    Simone de Beauvoir's seminal feminist polemic, 'The Second Sex', has been published in short-form for International Women's Day
    Mark Zuckerberg’s hiring policy might suit him – but it wouldn’t work for me

    Mark Zuckerberg’s hiring policy might suit him – but it wouldn’t work for me

    Why would I want to employ someone I’d be happy to have as my boss, asks Simon Kelner
    Confessions of a planespotter: With three Britons under arrest in the UAE, the perils have never been more apparent

    Confessions of a planespotter

    With three Britons under arrest in the UAE, the perils have never been more apparent. Sam Masters explains the appeal
    Russia's gulag museum 'makes no mention' of Stalin's atrocities

    Russia's gulag museum

    Ministry of Culture-run site 'makes no mention' of Stalin's atrocities
    The big fresh food con: Alarming truth behind the chocolate muffin that won't decay

    The big fresh food con

    Joanna Blythman reveals the alarming truth behind the chocolate muffin that won't decay
    Virginia Ironside was my landlady: What is it like to live with an agony aunt on call 24/7?

    Virginia Ironside was my landlady

    Tim Willis reveals what it's like to live with an agony aunt on call 24/7
    Paris Fashion Week 2015: The wit and wisdom of Manish Arora's exercise in high camp

    Paris Fashion Week 2015

    The wit and wisdom of Manish Arora's exercise in high camp
    8 best workout DVDs

    8 best workout DVDs

    If your 'New Year new you' regime hasn’t lasted beyond February, why not try working out from home?
    Paul Scholes column: I don't believe Jonny Evans was spitting at Papiss Cissé. It was a reflex. But what the Newcastle striker did next was horrible

    Paul Scholes column

    I don't believe Evans was spitting at Cissé. It was a reflex. But what the Newcastle striker did next was horrible
    Miguel Layun interview: From the Azteca to Vicarage Road with a million followers

    From the Azteca to Vicarage Road with a million followers

    Miguel Layun is a star in Mexico where he was criticised for leaving to join Watford. But he says he sees the bigger picture
    Frank Warren column: Amir Khan ready to meet winner of Floyd Mayweather v Manny Pacquiao

    Khan ready to meet winner of Mayweather v Pacquiao

    The Bolton fighter is unlikely to take on Kell Brook with two superstar opponents on the horizon, says Frank Warren
    War with Isis: Iraq's government fights to win back Tikrit from militants - but then what?

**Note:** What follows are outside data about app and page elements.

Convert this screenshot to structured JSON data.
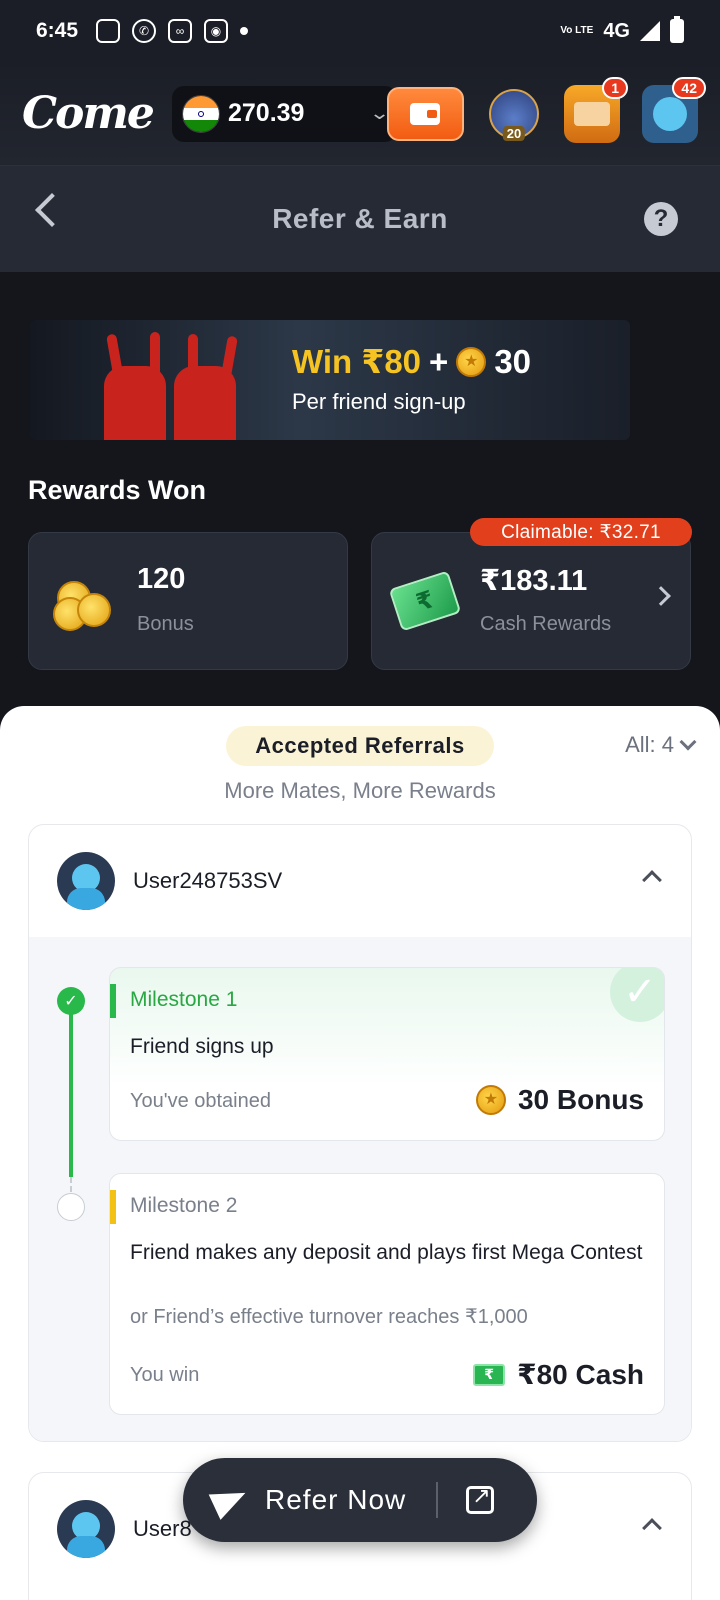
{
  "status_bar": {
    "time": "6:45",
    "network": "4G",
    "volte": "Vo LTE"
  },
  "header": {
    "logo_text": "Come",
    "balance": "270.39",
    "jackpot_label": "20",
    "chest_badge": "1",
    "profile_badge": "42"
  },
  "titlebar": {
    "title": "Refer & Earn",
    "help_icon": "?"
  },
  "banner": {
    "win_text": "Win ₹80",
    "plus": "+",
    "coins": "30",
    "per_text": "Per friend sign-up"
  },
  "rewards": {
    "title": "Rewards Won",
    "bonus_value": "120",
    "bonus_label": "Bonus",
    "cash_value": "₹183.11",
    "cash_label": "Cash Rewards",
    "claimable": "Claimable: ₹32.71"
  },
  "referrals": {
    "tab_label": "Accepted Referrals",
    "filter_label": "All: 4",
    "subtitle": "More Mates, More Rewards",
    "users": [
      {
        "name": "User248753SV",
        "milestones": [
          {
            "title": "Milestone 1",
            "description": "Friend signs up",
            "status_text": "You've obtained",
            "reward": "30 Bonus"
          },
          {
            "title": "Milestone 2",
            "description": "Friend makes any deposit and plays first Mega Contest",
            "alt_text": "or Friend’s effective turnover reaches ₹1,000",
            "status_text": "You win",
            "reward": "₹80 Cash"
          }
        ]
      },
      {
        "name": "User8"
      }
    ]
  },
  "refer_button": {
    "label": "Refer Now"
  },
  "colors": {
    "accent_green": "#29b94a",
    "accent_orange": "#f25c12",
    "claim_red": "#e2401c",
    "gold": "#f5c322"
  }
}
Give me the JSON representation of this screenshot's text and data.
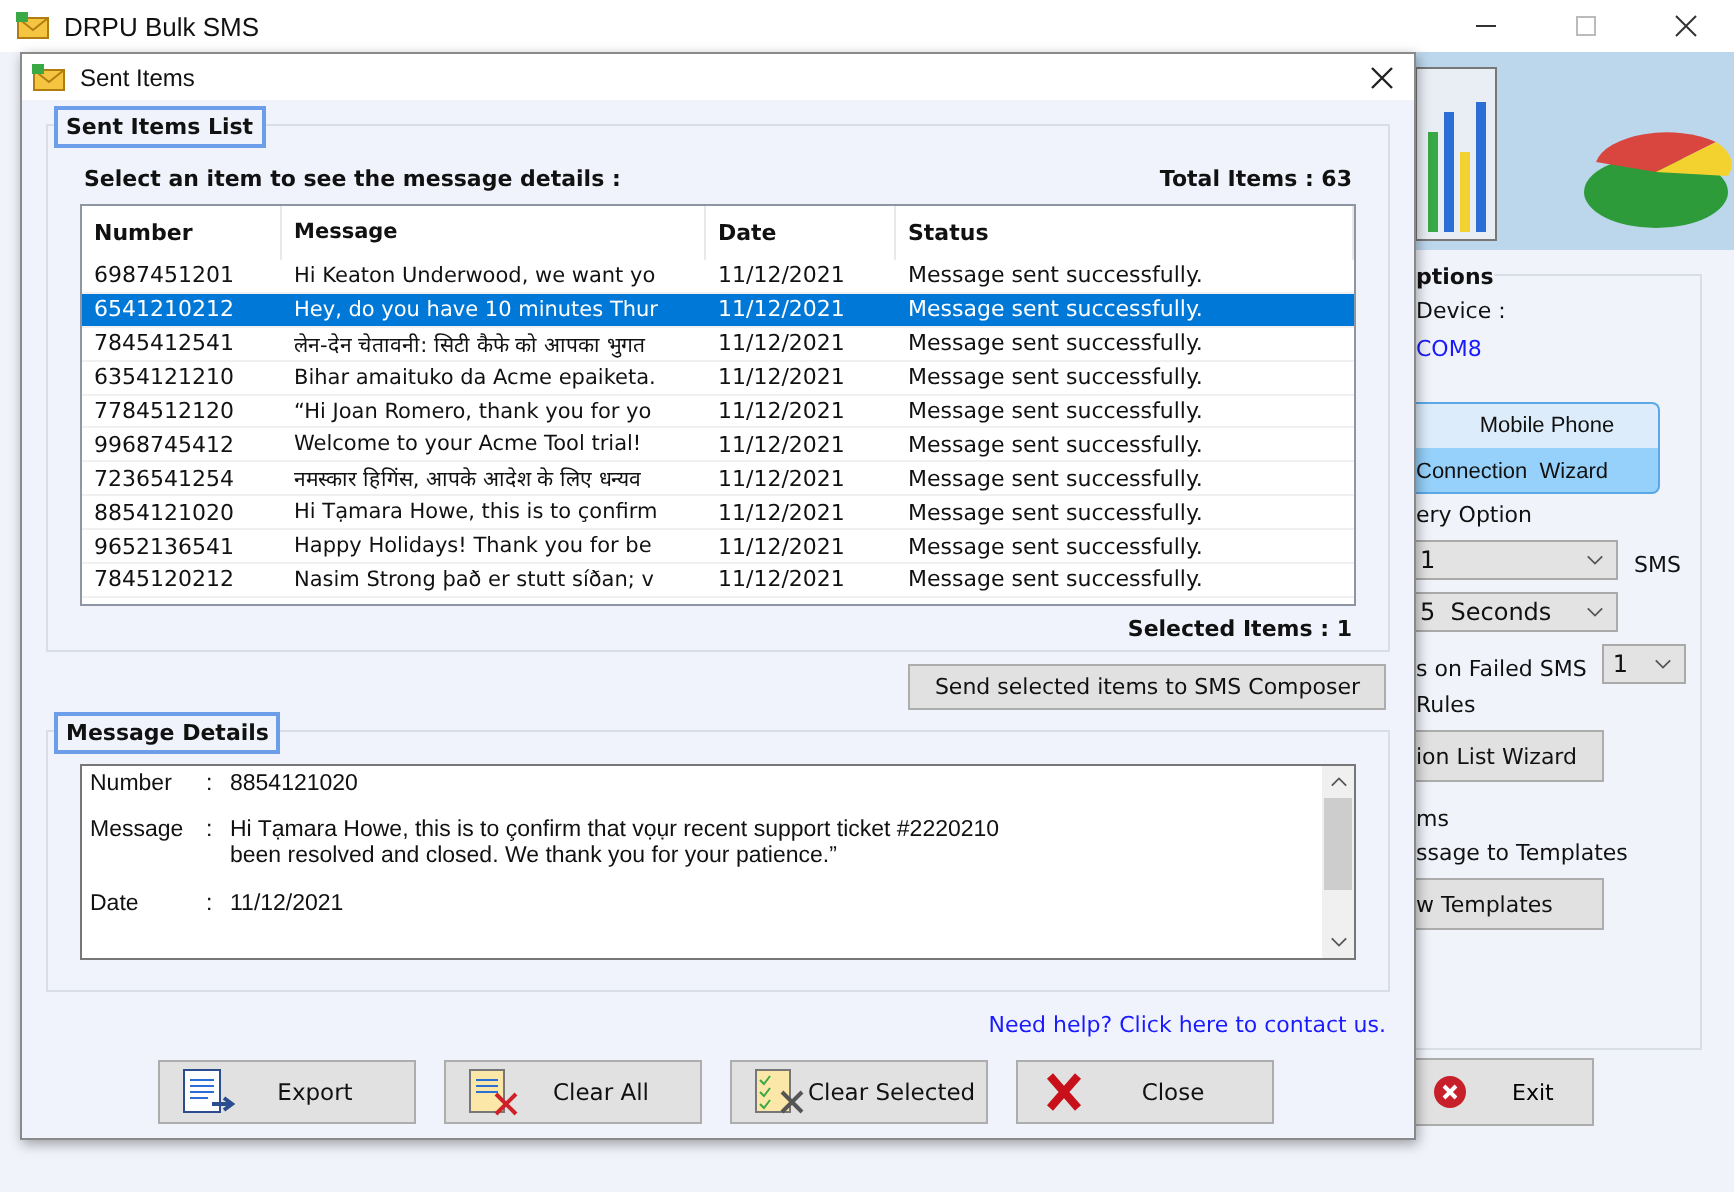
{
  "main_window": {
    "title": "DRPU Bulk SMS",
    "options": {
      "legend": "ptions",
      "device_label": "Device :",
      "port": "COM8",
      "wizard_button": [
        "Mobile Phone",
        "Connection  Wizard"
      ],
      "delivery_label": "ery Option",
      "sms_select": "1",
      "sms_label": "SMS",
      "delay_select": "5  Seconds",
      "failed_label": "s on Failed SMS",
      "failed_select": "1",
      "rules_label": "Rules",
      "list_wizard_button": "ion List Wizard",
      "items_label": "ms",
      "templates_label": "ssage to Templates",
      "templates_button": "w Templates"
    },
    "exit_button": "Exit"
  },
  "dialog": {
    "title": "Sent Items",
    "list_group": {
      "legend": "Sent Items List",
      "instruction": "Select an item to see the message details :",
      "total": "Total Items : 63",
      "columns": [
        "Number",
        "Message",
        "Date",
        "Status"
      ],
      "rows": [
        {
          "number": "6987451201",
          "message": "Hi Keaton Underwood, we want yo",
          "date": "11/12/2021",
          "status": "Message sent successfully.",
          "selected": false
        },
        {
          "number": "6541210212",
          "message": "Hey, do you have 10 minutes Thur",
          "date": "11/12/2021",
          "status": "Message sent successfully.",
          "selected": true
        },
        {
          "number": "7845412541",
          "message": "लेन-देन चेतावनी: सिटी कैफे को आपका भुगत",
          "date": "11/12/2021",
          "status": "Message sent successfully.",
          "selected": false
        },
        {
          "number": "6354121210",
          "message": "Bihar amaituko da Acme epaiketa.",
          "date": "11/12/2021",
          "status": "Message sent successfully.",
          "selected": false
        },
        {
          "number": "7784512120",
          "message": "“Hi Joan Romero, thank you for yo",
          "date": "11/12/2021",
          "status": "Message sent successfully.",
          "selected": false
        },
        {
          "number": "9968745412",
          "message": "Welcome to your Acme Tool trial!",
          "date": "11/12/2021",
          "status": "Message sent successfully.",
          "selected": false
        },
        {
          "number": "7236541254",
          "message": "नमस्कार  हिगिंस, आपके आदेश के लिए धन्यव",
          "date": "11/12/2021",
          "status": "Message sent successfully.",
          "selected": false
        },
        {
          "number": "8854121020",
          "message": "Hi Tạmara Howe, this is to çonfirm",
          "date": "11/12/2021",
          "status": "Message sent successfully.",
          "selected": false
        },
        {
          "number": "9652136541",
          "message": "Happy Holidays! Thank you for be",
          "date": "11/12/2021",
          "status": "Message sent successfully.",
          "selected": false
        },
        {
          "number": "7845120212",
          "message": "Nasim Strong það er stutt síðan; v",
          "date": "11/12/2021",
          "status": "Message sent successfully.",
          "selected": false
        }
      ],
      "selected_count": "Selected Items : 1"
    },
    "send_button": "Send selected items to SMS Composer",
    "details_group": {
      "legend": "Message Details",
      "fields": [
        {
          "label": "Number",
          "separator": ":",
          "lines": [
            "8854121020"
          ]
        },
        {
          "label": "Message",
          "separator": ":",
          "lines": [
            "Hi Tạmara Howe, this is to çonfirm that vọụr recent support ticket #2220210",
            "been resolved and closed. We thank you for your patience.”"
          ]
        },
        {
          "label": "Date",
          "separator": ":",
          "lines": [
            "11/12/2021"
          ]
        }
      ]
    },
    "help_link": "Need help? Click here to contact us.",
    "buttons": [
      {
        "label": "Export",
        "kind": "export"
      },
      {
        "label": "Clear All",
        "kind": "clear_all"
      },
      {
        "label": "Clear Selected",
        "kind": "clear_selected"
      },
      {
        "label": "Close",
        "kind": "close"
      }
    ]
  }
}
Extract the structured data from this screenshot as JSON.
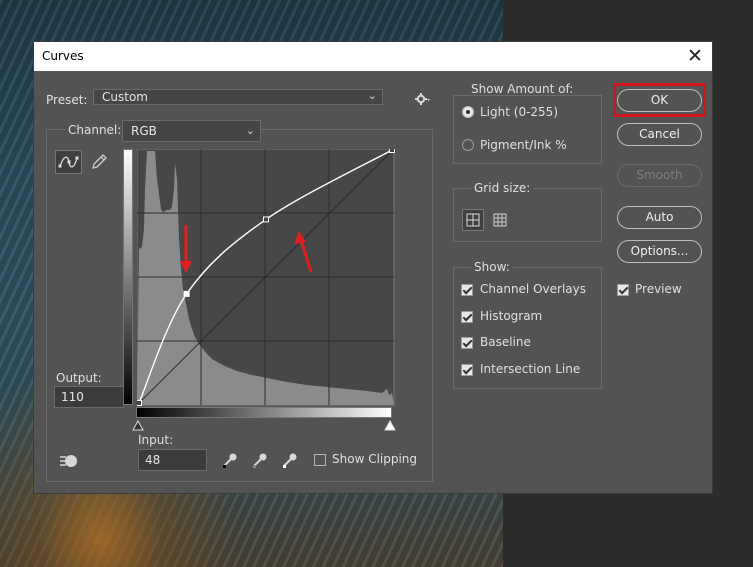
{
  "window": {
    "title": "Curves",
    "close_glyph": "✕"
  },
  "preset": {
    "label": "Preset:",
    "value": "Custom"
  },
  "channel": {
    "label": "Channel:",
    "value": "RGB"
  },
  "output": {
    "label": "Output:",
    "value": "110"
  },
  "input": {
    "label": "Input:",
    "value": "48"
  },
  "show_clipping": {
    "label": "Show Clipping",
    "checked": false
  },
  "show_amount": {
    "title": "Show Amount of:",
    "options": [
      {
        "label": "Light  (0-255)",
        "selected": true
      },
      {
        "label": "Pigment/Ink %",
        "selected": false
      }
    ]
  },
  "grid_size": {
    "title": "Grid size:",
    "selected": "simple"
  },
  "show": {
    "title": "Show:",
    "items": [
      {
        "label": "Channel Overlays",
        "checked": true
      },
      {
        "label": "Histogram",
        "checked": true
      },
      {
        "label": "Baseline",
        "checked": true
      },
      {
        "label": "Intersection Line",
        "checked": true
      }
    ]
  },
  "buttons": {
    "ok": "OK",
    "cancel": "Cancel",
    "smooth": "Smooth",
    "auto": "Auto",
    "options": "Options..."
  },
  "preview": {
    "label": "Preview",
    "checked": true
  },
  "curve": {
    "points": [
      [
        0,
        0
      ],
      [
        48,
        110
      ],
      [
        128,
        185
      ],
      [
        255,
        255
      ]
    ],
    "selected_point": [
      48,
      110
    ]
  },
  "colors": {
    "dialog_bg": "#535353",
    "accent_highlight": "#d0141b",
    "annotation_arrow": "#e02020"
  },
  "icons": {
    "curve_tool": "curve-point-icon",
    "pencil_tool": "pencil-icon",
    "settings": "gear-icon",
    "black_eyedropper": "eyedropper-black-icon",
    "gray_eyedropper": "eyedropper-gray-icon",
    "white_eyedropper": "eyedropper-white-icon",
    "target_adjust": "target-hand-icon"
  }
}
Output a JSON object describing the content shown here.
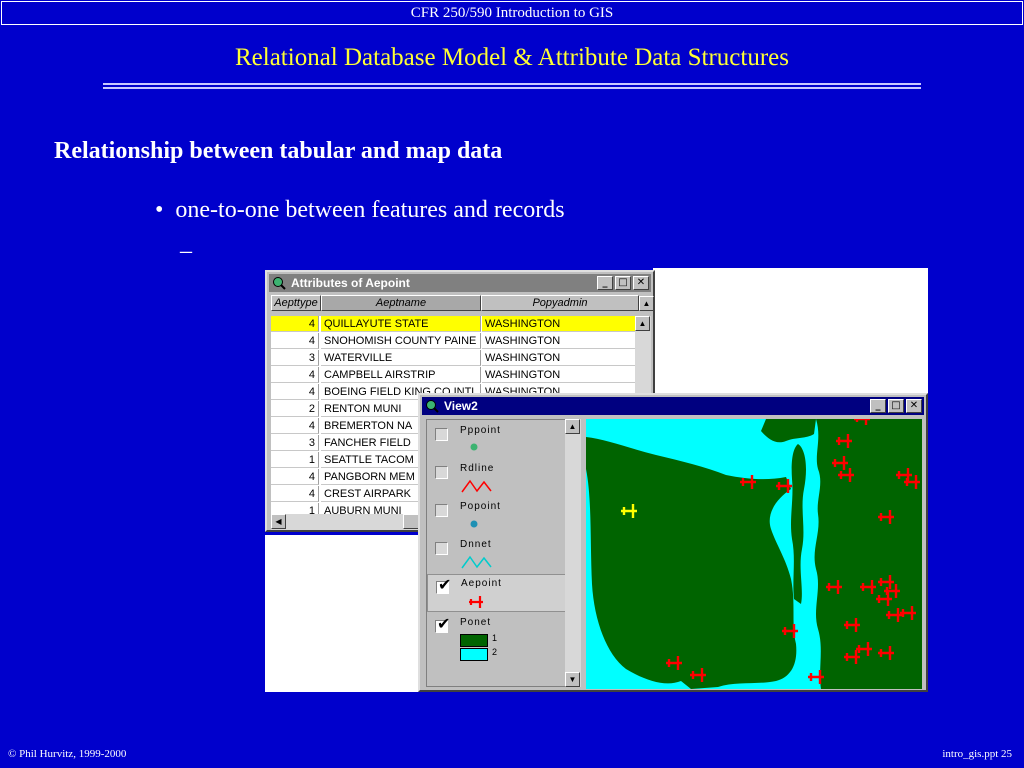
{
  "header": {
    "course": "CFR 250/590 Introduction to GIS"
  },
  "slide": {
    "title": "Relational Database Model & Attribute Data Structures",
    "heading": "Relationship between tabular and map data",
    "bullet": "one-to-one between features and records",
    "subbullet": "–"
  },
  "footer": {
    "left": "© Phil Hurvitz, 1999-2000",
    "right": "intro_gis.ppt  25"
  },
  "attr_window": {
    "title": "Attributes of Aepoint",
    "columns": [
      "Aepttype",
      "Aeptname",
      "Popyadmin"
    ],
    "rows": [
      {
        "type": "4",
        "name": "QUILLAYUTE STATE",
        "admin": "WASHINGTON",
        "selected": true
      },
      {
        "type": "4",
        "name": "SNOHOMISH COUNTY PAINE",
        "admin": "WASHINGTON"
      },
      {
        "type": "3",
        "name": "WATERVILLE",
        "admin": "WASHINGTON"
      },
      {
        "type": "4",
        "name": "CAMPBELL AIRSTRIP",
        "admin": "WASHINGTON"
      },
      {
        "type": "4",
        "name": "BOEING FIELD KING CO INTL",
        "admin": "WASHINGTON"
      },
      {
        "type": "2",
        "name": "RENTON MUNI",
        "admin": ""
      },
      {
        "type": "4",
        "name": "BREMERTON NA",
        "admin": ""
      },
      {
        "type": "3",
        "name": "FANCHER FIELD",
        "admin": ""
      },
      {
        "type": "1",
        "name": "SEATTLE TACOM",
        "admin": ""
      },
      {
        "type": "4",
        "name": "PANGBORN MEM",
        "admin": ""
      },
      {
        "type": "4",
        "name": "CREST AIRPARK",
        "admin": ""
      },
      {
        "type": "1",
        "name": "AUBURN MUNI",
        "admin": ""
      }
    ]
  },
  "view_window": {
    "title": "View2",
    "legend": [
      {
        "label": "Pppoint",
        "checked": false,
        "symbol": "green-dot-icon"
      },
      {
        "label": "Rdline",
        "checked": false,
        "symbol": "red-line-icon"
      },
      {
        "label": "Popoint",
        "checked": false,
        "symbol": "blue-dot-icon"
      },
      {
        "label": "Dnnet",
        "checked": false,
        "symbol": "cyan-line-icon"
      },
      {
        "label": "Aepoint",
        "checked": true,
        "symbol": "airplane-icon"
      },
      {
        "label": "Ponet",
        "checked": true,
        "symbol": "polygon-classes",
        "classes": [
          {
            "value": "1",
            "color": "#006400"
          },
          {
            "value": "2",
            "color": "#00ffff"
          }
        ]
      }
    ]
  },
  "colors": {
    "background": "#0000cc",
    "title": "#ffff33",
    "titlebar": "#000080",
    "land": "#006400",
    "water": "#00ffff",
    "airport": "#ff0000",
    "selected_airport": "#ffff00"
  }
}
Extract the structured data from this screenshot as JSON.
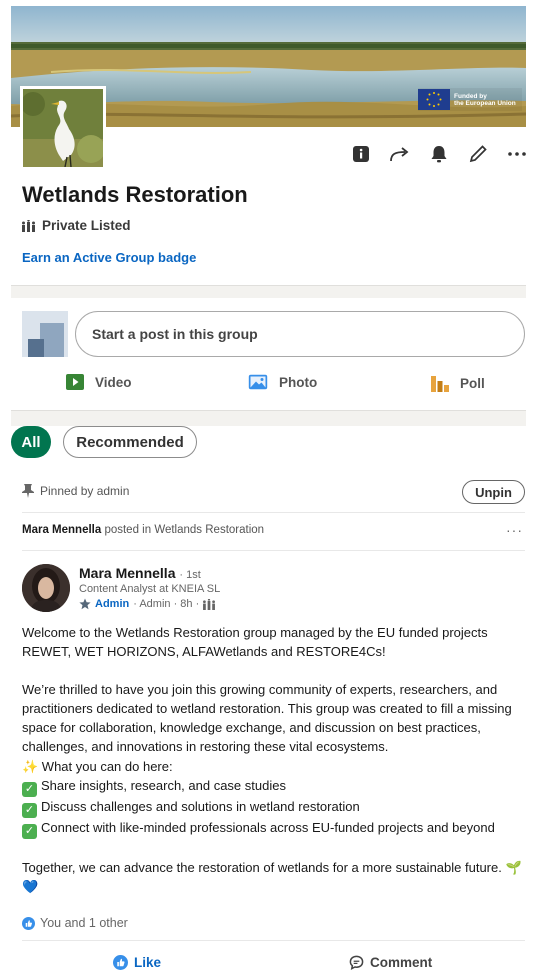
{
  "group": {
    "name": "Wetlands Restoration",
    "privacy": "Private Listed",
    "badge_link": "Earn an Active Group badge",
    "cover_badge": {
      "line1": "Funded by",
      "line2": "the European Union"
    }
  },
  "actions": [
    "info-icon",
    "share-icon",
    "bell-icon",
    "edit-pencil-icon",
    "more-icon"
  ],
  "composer": {
    "placeholder": "Start a post in this group",
    "video_label": "Video",
    "photo_label": "Photo",
    "poll_label": "Poll"
  },
  "filters": {
    "all": "All",
    "recommended": "Recommended"
  },
  "pinned": {
    "label": "Pinned by admin",
    "unpin": "Unpin"
  },
  "post": {
    "context_author": "Mara Mennella",
    "context_rest": " posted in Wetlands Restoration",
    "more": "···",
    "author": {
      "name": "Mara Mennella",
      "degree": "· 1st",
      "headline": "Content Analyst at KNEIA SL",
      "role": "Admin",
      "meta": "· Admin · 8h ·"
    },
    "body": {
      "p1": "Welcome to the Wetlands Restoration group managed by the EU funded projects REWET, WET HORIZONS, ALFAWetlands and RESTORE4Cs!",
      "p2": "We’re thrilled to have you join this growing community of experts, researchers, and practitioners dedicated to wetland restoration. This group was created to fill a missing space for collaboration, knowledge exchange, and discussion on best practices, challenges, and innovations in restoring these vital ecosystems.",
      "intro": "✨ What you can do here:",
      "item1": "Share insights, research, and case studies",
      "item2": "Discuss challenges and solutions in wetland restoration",
      "item3": "Connect with like-minded professionals across EU-funded projects and beyond",
      "closing": "Together, we can advance the restoration of wetlands for a more sustainable future. 🌱💙"
    },
    "reactions": "You and 1 other",
    "like_label": "Like",
    "comment_label": "Comment"
  },
  "colors": {
    "link": "#0a66c2",
    "chip_active": "#01754f",
    "check": "#4caf50",
    "poll": "#e7a33e",
    "video": "#378535",
    "photo": "#378fe9"
  }
}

    Baghdad fights to win back Tikrit from Isis – but then what?

    Patrick Cockburn reports from Kirkuk on a conflict which sectarianism has made intractable